Thatts why i was using parenting with empty groups. Because in the end, logically i will have only 1 single mesh composed by several non connected parts (thats the only way character rigs can work). So yeah, my main concern was to mix fully weighted parts with deformable ones, as i said, i never got to the point of doing it so far. I think, as long as i keep the wires all quads, everything should be fine.
I watched DanPro tutorial, but he uses a mesh cage to englobe the deformation. My wires are going to move in several directions, not only up and down, so making a mesh cage is not going to work for me. Is the mesh cage necessary? he really does not explain the overall concept very well.
I also took a look to the bendy bones feature.
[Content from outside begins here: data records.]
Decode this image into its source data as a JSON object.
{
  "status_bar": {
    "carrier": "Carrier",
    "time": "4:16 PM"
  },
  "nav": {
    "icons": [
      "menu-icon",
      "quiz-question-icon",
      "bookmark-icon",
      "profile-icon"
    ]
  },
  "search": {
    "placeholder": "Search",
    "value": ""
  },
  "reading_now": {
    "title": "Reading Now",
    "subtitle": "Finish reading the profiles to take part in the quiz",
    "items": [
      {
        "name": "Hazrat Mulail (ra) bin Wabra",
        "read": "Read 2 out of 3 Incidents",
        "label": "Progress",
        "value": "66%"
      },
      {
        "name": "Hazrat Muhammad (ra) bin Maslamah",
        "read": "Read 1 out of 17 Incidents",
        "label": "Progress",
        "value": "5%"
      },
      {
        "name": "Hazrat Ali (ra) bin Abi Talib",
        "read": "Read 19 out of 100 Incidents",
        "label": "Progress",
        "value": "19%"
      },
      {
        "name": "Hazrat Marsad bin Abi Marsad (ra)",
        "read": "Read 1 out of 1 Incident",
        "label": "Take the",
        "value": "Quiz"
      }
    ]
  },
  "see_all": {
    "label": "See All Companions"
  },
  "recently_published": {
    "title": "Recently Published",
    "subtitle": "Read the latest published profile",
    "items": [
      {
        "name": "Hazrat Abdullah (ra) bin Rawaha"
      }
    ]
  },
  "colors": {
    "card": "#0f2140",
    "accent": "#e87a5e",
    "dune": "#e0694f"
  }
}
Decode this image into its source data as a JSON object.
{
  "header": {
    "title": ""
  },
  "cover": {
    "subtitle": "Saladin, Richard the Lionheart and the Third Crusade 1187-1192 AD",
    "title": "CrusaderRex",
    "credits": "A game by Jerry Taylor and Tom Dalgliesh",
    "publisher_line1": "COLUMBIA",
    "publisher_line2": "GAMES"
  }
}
Could this be applied to rig wires?
Totally, bendy bones are a good replacement for many situations where a splineIK would be used, although they are not a complete replacement. In your case, depending whether you want your wire to not stretch at all or if you’re fine with some stretching, and depending on the definition you want to have (one single bend or more) you can go for a chain of say, 4 bones with an ik and subdivide those 4 bones into say 4 bbones each. It’s hard to say without a screenshot or something
I concur with everything the experts have said here:
Separate meshes for each discreet part and “bone” parenting of the object to the bone for any mesh that doesn’t deform in itself.
Bendy bones for wires, hoses, etc that have one end fixed to one part and the other fixed to a second part that moves in relation to the first.
Optionally use an IK chain for the wires/hoses, etc. but “bendys” are the best. You can fix each end to another bone and they always behave themselves. You can set the degree of bend and stretch in an IK chain individually for each bone in the chain using the IK Properties for each bone.
Stretchable hoses can also be done with curves and hook modifiers BTW.
In order to help you properly, we need to see at least an image of the model and preferably a simple blend file. A solution around a hydraulic cylinder with cables/hoses attached is a simple rig using a stretchable IK chain for the cylinder and bendy bones for the cables/hoses, if this is what you are trying to achieve, just watch which bones inherit scale though…
Thanks guys, i dont have much time now but i will try to look into in when i get home. I will try to investigate bendy bones, cuz i think for my project is the most easy and direct way to do it (im just doing small wire tests for now) and i also will try to attach a blend file with the example i want to mount.
Hi, thanks for the blend file. Ive been looking into it but i dont really fully understand what you did. What is the purpose of the bezier curve? and again, how would be the process of mixing vertex groups with weighted bones? thats what i dont know how to do.
Anyways, this is the screencap of what i want to do. Very simple (just for training) wire from the squared entrance to the circular one. I could use just a fixed tube because the deformation is not going to be really noticeable (it only moves left and right coming exactly from the center) but for learning purposes i want to do it with a wire.
Note that i didnt even start rigging yet. And in the end all the mesh objects are going to be mixed in one single mesh splitted in different parts.
Thanks, i updated the blend file, with almost the final mesh and the provisional rig so you can see whats going on (note that again im not an experienced rigger). Im going to try to do something by myself to see if i can get somewhere.